It’s good news for us all when highly capable people rise up the ladder of responsibility in national agencies. Harriet Tregoning writes in about her promotion read more
Students and faculty joined Kim Lutz of the Nature Conservancy on April 6th for a lunchtime lecture at the GSD entitled “Taking it to Scale: a Watershed Approach to Conservation Design.” Lutz’s domain is the Connecticut River watershed, close to home, yet little known. In reality, the watershed extends from the Canadian border through 5 states to Long Island Sound and supplies much of the water to the Greater Boston area through the Quabbin Reservoir. Since actions on any part of the river have impacts on habitats, ecology and water flow through the entire span, the watershed conservation approach is an increasingly relevant model for ensuring sustainability. read more
John Peterson’s accomplishments as a celebrated architect and teacher, his experience as a Loeb Fellow in 2006 and his passions for public interest design in service of equity and justice make him a dynamic choice as incoming curator of the Loeb Fellowship. His appointment officially begins January 2016, but he’ll use the fall to transition from his current commitments at Public Architecture into his new role.
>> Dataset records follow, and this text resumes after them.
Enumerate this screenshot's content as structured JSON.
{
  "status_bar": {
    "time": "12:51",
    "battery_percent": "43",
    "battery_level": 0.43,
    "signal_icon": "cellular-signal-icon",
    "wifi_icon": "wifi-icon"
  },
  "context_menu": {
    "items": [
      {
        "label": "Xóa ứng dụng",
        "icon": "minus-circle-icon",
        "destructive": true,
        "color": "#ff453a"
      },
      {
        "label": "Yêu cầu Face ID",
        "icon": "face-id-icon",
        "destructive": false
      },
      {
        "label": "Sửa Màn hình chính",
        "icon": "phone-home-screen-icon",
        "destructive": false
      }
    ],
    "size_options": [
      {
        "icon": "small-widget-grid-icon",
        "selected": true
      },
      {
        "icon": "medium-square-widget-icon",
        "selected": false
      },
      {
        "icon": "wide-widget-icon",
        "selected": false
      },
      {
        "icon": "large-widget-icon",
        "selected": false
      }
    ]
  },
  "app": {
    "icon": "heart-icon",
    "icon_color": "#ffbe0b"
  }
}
More details
As the Bruner Foundation conducts its due diligence with intensive site visits to five 2015 Rudy Bruner Award for Urban Excellence finalists, Anne-Marie Lubenau (LF ’12) profiles the candidates in Metropolis POV blog and shows why they rise above the competition. Read about Miller’s Court in “Site Visit: A Baltimore Tin Can Plant Transformed into a Community Hub.”
Photo courtesy of Bruner Foundation
On the surface, inFORMing Justice was a typical event at the GSD: a panel of experts discussing the role of design in building equitable communities with an audience of students, faculty, staff and fellows from across the university. But the seats in Piper Hall were arranged around tables, the panelists spoke from the heart and the audience members were the experts. read more
An abstract of Camilla Ween’s Future Cities: All That Matters has been translated into Chinese in the bilingual journal International Ecology and Safety, a sign that China is looking worldwide for innovation and sustainable practice to help it grapple with its dramatic population shifts and urban expansion.
Read Armando Carbonell’s review of the book in the LOEBlog.
Boston’s new chief of arts and culture Julie Burros is heading up a yearlong conversation to find out what the city wants and needs for its cultural life. It’s an ambitious plan to conduct interviews, gather information and map cultural assets in 16 neighborhoods, leading to a cultural plan for the city in June 2016. Learn more about Boston Creates in “Mayor Walsh unveils details of Boston’s cultural planning initiative.”
Photo: 5 Beacons of the Lost Half Mile, light installation by Ross Miller
Al Dobbins (LF ’90) is as likely to be found scuba diving in the Florida Keys on a maritime archaeology project or coral reef conservation mission, or photographing manta rays and whale sharks in the Maldives, as he is working on a heritage area management plan in Maryland. The year after his Loeb Fellowship, while snorkeling with his daughter in Nassau, he watched a group of divers pass 50 feet below and thought, “As much I like being up here, I’d rather be down there.” read more
The Boston Globe spent time with architectural photographer Peter Vanderwarker (LF '97) to discover why he's so successful in capturing the soul of a city. Read "Architectural Photographer Knows Boston Like the Back of His Hand."
© Peter Vanderwarker